## Aim of the exercise
I need every line of the material below that includes the string "INDIVIDUALS".

## Given data
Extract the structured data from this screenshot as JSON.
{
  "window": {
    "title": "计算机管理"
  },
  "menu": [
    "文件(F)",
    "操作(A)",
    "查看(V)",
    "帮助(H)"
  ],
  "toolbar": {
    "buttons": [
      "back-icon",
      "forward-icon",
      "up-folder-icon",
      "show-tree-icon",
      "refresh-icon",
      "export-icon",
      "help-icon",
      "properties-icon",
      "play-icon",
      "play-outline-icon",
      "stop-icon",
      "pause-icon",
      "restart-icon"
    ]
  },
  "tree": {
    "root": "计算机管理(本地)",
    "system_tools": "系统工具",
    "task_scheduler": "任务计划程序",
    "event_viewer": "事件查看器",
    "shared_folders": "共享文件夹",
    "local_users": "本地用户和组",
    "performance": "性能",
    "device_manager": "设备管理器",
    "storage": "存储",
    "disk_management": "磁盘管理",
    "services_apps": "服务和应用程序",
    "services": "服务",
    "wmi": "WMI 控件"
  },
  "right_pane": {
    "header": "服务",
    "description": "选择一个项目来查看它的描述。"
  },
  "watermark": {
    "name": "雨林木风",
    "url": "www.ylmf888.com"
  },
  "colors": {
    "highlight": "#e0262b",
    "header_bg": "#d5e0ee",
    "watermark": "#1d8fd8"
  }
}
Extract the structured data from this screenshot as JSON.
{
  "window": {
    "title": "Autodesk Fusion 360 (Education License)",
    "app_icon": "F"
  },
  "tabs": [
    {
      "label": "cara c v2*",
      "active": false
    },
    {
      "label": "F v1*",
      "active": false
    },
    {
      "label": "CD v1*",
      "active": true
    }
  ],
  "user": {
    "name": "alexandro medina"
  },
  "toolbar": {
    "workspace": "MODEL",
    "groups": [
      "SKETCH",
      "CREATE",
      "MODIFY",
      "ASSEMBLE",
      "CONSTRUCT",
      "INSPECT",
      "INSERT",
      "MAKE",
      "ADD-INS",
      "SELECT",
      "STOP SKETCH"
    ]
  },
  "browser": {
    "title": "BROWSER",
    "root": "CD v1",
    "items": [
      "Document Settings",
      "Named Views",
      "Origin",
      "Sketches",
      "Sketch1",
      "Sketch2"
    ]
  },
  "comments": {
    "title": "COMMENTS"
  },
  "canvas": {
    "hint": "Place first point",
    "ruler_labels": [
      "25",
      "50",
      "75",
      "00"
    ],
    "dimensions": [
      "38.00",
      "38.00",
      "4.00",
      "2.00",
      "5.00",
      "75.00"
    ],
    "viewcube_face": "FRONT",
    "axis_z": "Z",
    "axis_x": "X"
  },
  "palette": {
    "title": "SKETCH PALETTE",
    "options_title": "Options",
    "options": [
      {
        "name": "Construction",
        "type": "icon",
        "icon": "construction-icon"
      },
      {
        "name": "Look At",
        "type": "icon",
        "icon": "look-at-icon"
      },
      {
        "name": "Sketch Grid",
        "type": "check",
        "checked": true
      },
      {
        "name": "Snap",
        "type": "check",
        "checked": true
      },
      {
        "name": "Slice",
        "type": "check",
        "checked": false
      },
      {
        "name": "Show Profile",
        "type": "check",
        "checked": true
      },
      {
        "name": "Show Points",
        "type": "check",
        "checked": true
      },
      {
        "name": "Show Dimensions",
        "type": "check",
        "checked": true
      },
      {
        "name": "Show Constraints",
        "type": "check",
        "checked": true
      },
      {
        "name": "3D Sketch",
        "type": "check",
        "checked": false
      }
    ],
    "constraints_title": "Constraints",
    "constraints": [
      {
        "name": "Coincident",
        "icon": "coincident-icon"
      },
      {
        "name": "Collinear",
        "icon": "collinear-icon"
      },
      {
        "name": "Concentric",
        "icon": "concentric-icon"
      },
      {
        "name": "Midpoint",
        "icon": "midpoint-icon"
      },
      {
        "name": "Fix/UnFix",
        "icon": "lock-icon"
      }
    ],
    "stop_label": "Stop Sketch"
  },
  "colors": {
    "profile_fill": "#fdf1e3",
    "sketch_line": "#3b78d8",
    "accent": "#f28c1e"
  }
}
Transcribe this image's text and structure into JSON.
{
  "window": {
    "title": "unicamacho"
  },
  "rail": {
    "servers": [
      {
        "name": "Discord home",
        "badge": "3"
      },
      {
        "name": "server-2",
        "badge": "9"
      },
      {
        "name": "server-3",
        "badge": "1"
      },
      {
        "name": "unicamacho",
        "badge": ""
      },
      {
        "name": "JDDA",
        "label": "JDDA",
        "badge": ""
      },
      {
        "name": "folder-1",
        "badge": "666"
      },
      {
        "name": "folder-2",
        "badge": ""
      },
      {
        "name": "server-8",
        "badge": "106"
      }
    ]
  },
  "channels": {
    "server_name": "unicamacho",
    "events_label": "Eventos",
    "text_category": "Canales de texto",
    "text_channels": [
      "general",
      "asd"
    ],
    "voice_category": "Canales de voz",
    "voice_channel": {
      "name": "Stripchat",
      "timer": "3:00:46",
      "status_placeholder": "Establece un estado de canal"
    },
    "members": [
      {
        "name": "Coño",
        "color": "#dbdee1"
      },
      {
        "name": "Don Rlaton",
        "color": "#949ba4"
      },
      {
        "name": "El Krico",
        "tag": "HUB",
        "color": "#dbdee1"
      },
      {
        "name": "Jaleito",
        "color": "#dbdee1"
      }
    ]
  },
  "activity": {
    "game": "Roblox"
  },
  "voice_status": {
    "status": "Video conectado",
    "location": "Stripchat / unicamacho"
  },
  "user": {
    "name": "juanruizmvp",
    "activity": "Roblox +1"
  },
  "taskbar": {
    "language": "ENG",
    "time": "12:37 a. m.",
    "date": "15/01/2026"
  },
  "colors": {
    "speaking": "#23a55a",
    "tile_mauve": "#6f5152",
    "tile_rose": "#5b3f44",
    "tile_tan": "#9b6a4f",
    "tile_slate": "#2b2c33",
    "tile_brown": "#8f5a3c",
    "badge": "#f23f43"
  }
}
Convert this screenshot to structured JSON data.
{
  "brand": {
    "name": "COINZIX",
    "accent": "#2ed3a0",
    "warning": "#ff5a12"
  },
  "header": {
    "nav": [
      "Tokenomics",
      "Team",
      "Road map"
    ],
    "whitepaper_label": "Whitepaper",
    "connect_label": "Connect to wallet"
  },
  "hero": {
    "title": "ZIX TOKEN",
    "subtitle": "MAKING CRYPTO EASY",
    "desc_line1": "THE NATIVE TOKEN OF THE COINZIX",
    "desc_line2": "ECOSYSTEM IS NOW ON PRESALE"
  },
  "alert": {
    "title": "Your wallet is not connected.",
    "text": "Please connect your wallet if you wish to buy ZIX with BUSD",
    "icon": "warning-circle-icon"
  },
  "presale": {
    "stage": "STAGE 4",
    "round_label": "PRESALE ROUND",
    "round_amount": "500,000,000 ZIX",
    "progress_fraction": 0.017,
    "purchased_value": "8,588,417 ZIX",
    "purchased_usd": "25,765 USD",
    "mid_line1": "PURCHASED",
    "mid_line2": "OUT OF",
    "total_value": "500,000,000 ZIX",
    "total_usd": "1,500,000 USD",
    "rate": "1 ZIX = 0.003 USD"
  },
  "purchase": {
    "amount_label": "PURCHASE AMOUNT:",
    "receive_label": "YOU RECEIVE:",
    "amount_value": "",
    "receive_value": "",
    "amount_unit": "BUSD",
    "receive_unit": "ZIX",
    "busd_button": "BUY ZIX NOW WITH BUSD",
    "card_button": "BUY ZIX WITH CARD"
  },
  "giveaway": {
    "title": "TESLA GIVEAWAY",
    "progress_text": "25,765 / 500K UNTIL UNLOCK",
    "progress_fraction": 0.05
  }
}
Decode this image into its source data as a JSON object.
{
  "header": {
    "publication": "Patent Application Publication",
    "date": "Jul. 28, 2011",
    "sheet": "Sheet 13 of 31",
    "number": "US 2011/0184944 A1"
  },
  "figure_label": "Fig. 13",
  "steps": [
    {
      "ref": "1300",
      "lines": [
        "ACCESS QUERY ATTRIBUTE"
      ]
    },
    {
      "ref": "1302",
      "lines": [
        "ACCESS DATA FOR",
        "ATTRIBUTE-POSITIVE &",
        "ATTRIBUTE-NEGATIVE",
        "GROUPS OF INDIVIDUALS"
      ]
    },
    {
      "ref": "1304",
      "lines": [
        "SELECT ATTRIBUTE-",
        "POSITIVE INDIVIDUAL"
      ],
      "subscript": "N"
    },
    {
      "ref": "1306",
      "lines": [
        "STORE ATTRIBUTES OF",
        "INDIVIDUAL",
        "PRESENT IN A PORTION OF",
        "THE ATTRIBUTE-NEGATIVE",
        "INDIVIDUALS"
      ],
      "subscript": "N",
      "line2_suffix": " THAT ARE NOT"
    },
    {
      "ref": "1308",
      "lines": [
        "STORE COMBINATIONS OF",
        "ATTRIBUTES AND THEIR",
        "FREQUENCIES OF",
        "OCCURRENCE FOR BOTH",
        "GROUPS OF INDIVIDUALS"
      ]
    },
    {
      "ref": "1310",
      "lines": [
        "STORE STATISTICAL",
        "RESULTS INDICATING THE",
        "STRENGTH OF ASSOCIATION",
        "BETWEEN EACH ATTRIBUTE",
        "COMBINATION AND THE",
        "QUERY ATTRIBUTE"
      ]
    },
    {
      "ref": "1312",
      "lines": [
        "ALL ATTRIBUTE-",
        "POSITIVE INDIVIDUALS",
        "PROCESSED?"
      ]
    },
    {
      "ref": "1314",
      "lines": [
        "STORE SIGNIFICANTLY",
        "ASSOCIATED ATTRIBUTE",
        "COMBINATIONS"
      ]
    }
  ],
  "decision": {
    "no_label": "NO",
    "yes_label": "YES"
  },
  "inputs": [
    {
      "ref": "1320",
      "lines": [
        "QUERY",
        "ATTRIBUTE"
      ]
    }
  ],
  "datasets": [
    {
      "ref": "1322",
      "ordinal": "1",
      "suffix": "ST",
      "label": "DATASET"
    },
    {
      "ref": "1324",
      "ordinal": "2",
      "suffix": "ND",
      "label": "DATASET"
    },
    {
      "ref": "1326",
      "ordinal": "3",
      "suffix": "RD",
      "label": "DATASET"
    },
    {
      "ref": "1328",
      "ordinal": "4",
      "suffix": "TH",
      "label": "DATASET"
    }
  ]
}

## Response to this exercise
        "GROUPS OF INDIVIDUALS"
        "INDIVIDUALS"
        "GROUPS OF INDIVIDUALS"
        "POSITIVE INDIVIDUALS",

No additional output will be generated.